Dataset excerpts
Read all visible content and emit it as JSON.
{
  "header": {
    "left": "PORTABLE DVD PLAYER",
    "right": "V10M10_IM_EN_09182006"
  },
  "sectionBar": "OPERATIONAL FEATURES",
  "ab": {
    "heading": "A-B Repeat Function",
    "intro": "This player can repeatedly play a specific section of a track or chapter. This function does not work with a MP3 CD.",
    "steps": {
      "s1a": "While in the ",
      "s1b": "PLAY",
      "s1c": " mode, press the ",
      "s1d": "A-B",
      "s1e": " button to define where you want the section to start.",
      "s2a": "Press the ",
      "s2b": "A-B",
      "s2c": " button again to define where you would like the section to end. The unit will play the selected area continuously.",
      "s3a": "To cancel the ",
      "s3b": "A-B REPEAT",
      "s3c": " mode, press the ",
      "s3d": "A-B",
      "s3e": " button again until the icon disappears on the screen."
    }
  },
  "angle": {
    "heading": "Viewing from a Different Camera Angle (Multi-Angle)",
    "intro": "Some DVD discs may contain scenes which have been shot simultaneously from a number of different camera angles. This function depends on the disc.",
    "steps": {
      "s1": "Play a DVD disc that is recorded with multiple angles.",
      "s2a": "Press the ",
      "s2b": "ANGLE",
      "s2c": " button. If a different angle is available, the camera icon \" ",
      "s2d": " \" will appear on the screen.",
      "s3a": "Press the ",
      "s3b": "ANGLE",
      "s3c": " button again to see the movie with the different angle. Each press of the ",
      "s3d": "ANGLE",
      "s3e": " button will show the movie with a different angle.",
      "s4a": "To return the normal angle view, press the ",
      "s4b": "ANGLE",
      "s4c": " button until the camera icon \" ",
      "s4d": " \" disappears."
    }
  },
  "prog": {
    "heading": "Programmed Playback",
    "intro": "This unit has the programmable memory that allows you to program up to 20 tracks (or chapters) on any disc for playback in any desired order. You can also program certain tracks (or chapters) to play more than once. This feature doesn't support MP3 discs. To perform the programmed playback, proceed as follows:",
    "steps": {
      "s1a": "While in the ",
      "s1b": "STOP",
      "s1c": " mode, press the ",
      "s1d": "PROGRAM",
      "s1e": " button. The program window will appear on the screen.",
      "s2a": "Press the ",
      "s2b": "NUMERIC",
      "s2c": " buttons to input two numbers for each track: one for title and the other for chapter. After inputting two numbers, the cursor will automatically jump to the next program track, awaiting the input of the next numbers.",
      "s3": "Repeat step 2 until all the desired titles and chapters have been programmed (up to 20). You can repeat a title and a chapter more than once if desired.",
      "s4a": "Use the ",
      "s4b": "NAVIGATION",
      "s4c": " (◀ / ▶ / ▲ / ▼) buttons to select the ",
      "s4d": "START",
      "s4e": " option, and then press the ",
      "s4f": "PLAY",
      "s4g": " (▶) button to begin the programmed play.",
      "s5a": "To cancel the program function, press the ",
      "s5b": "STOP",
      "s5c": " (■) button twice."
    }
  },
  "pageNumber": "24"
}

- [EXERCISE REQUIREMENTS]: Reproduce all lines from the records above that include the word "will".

- [SOLUTION TO THIS EXERCISE]:
      "s2c": " button again to define where you would like the section to end. The unit will play the selected area continuously.",
      "s2d": " \" will appear on the screen.",
      "s3e": " button will show the movie with a different angle.",
      "s1e": " button. The program window will appear on the screen.",
      "s2c": " buttons to input two numbers for each track: one for title and the other for chapter. After inputting two numbers, the cursor will automatically jump to the next program track, awaiting the input of the next numbers.",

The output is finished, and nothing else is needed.